Cucumbers grow well and have few difficulties under home gardening hydroponic conditions. Cucumber plants are heavy feeders. Once plants are fruiting, potassium concentrations in the fertilizer can be increased by up to about 50% more than nitrogen concentrations. Cucumber plants take a lot of space to grow but in hydroponic gardening, cucumbers grow like crazy with 8-16-36 Hydroponic fertilizer. You want to add the Calcium and Magnesium sulphate separately like most good vegetable formulas but it is well worth the extra few minutes that it takes to do it.
Hydroponic Nutrients for Peppers
Hydroponic nutrient employs liquid vitamin solutions for growing plants instead of soil. By using hydroponics your Chilli plants will grow more quickly due to the easy availability of requisite nutrients producing greater and higher quality yields. You can use one stone wool or rock wool cube per seed for germination, which generally takes around 10 to 12 days. These rock wool cubes must be presoaked for 24 hours and drained before planting. Keep these cubes wet by using grow nutrient formula of half strength and pH level between 5.5 and 6.0 at a temperature ranging between 23 and 25°C until the first leaves become at least an inch long. You can opt for perlite or perlite and vermiculite mix as your growing medium.
Hydroponic Nutrients for Carrots

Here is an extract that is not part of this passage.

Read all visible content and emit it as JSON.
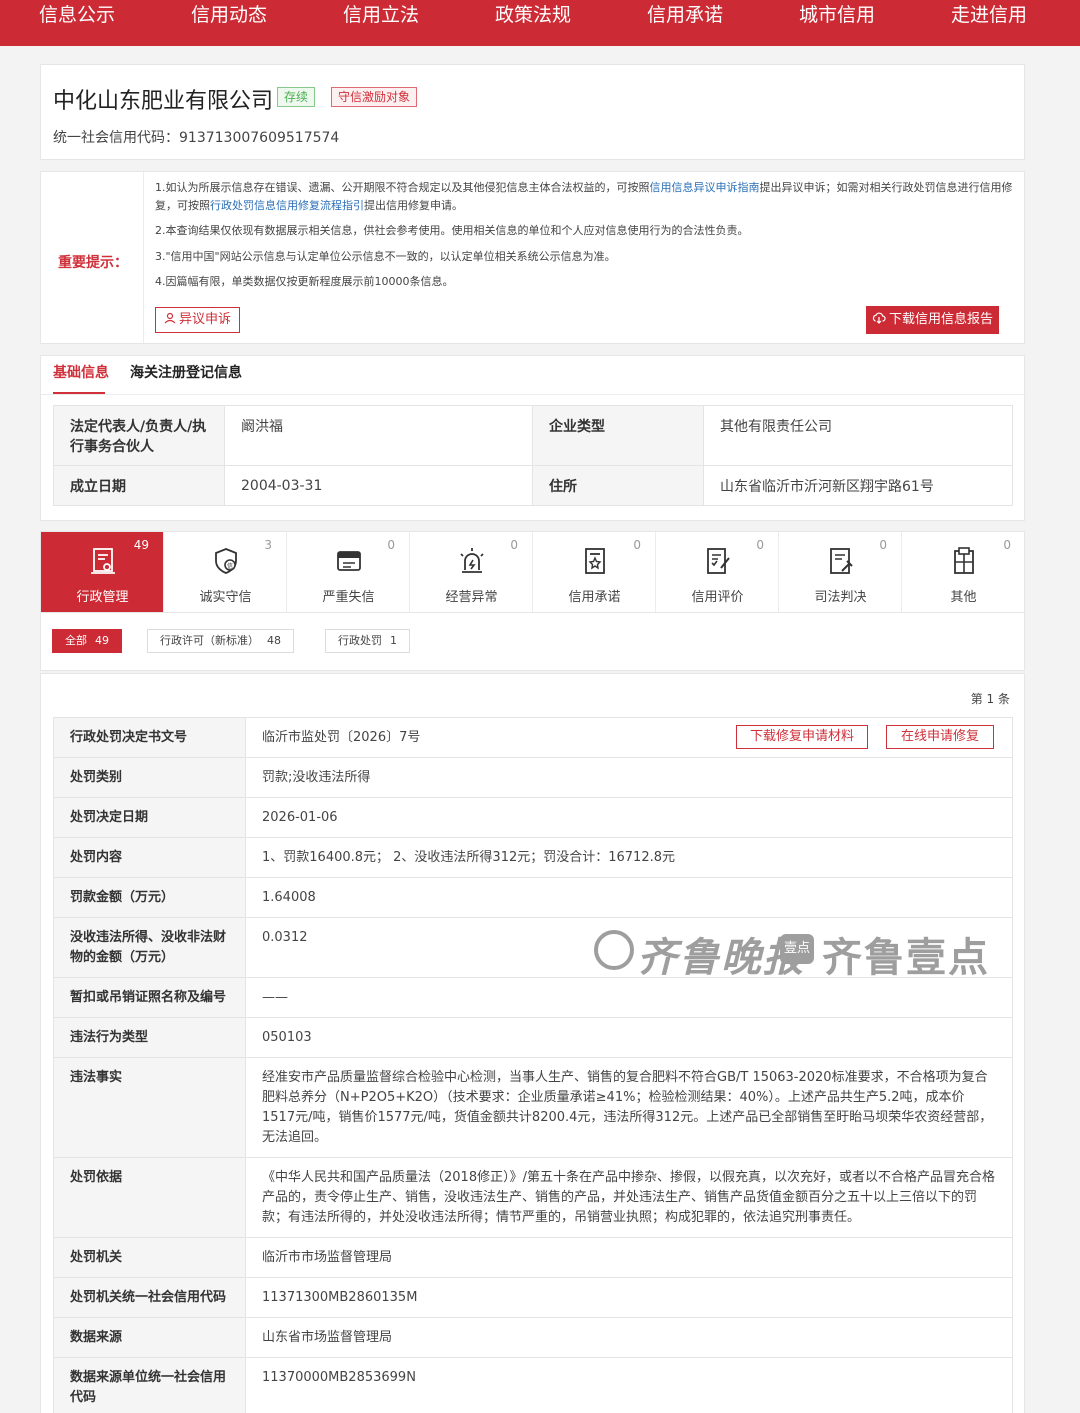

Carrots can be grown hydroponically all year around. Carrots grow best with a solution pH level of about 6.0 to 6.5, up to 7.5 is tolerable but not optimal. Maturing Carrots need nutrient solution strength of 1120-1400 ppm.
Germinating and new carrot seedlings must be fed a weaker solution, slightly more than half strength gradually bumped up to full strength as they mature it should not exceed 1400-1450 ppm. Getting your nutrients right is essential for plant growth. If you aren’t big into numbers and statistics, then you just know that carrots don’t need a ton of nutrients. As seedlings, you need to dilute the nutrients more, and as they mature, they will require less diluted nutrients.
Hydroponic Nutrients for Eggplant
Eggplants require nitrogen, phosphorus and potassium, and also some other trace elements. The pH level of the nutrient solution should be 5.5 to 6. Moreover, the ppm must be in the range of 1750 to 2450.
Growing eggplants in a hydroponic indoors will save a lot of water. When eggplants used to be grown outside, the tree should be watered nearly every day to maximize growth, but when using indoor hydroponics, water consumption decreases significantly. So, you will need to check the nutrient solution every couple of days and top it off with water. It will usually take between 30 to 60 days for the pH level to increase so that a full nutrient solution change is required.
Hydroponic Nutrients for Potatoes
Hydroponics gives you the ability to grow several vegetables, including potatoes, on a small condo balcony or in a small yard greenhouse. Also, it allows you to grow them year-round in the warmth of your home, as long as the plants are exposed to sunlight through your windows most of the day.
Potatoes are easy to grow in a hydroponics system. Maintaining the optimum growing conditions for hydroponic potatoes is vital for reaching the harvest period that you have always dreamt of. The nutrient solution’s pH level should be kept around 6. A range that starts from 5.0-6.0 pH level can be sufficient to keep your hydroponic potato growing efficiently. The ppm should be maintained in a range of around 1400 to 1750. The temperature of your nutrient solution should be around 21°C.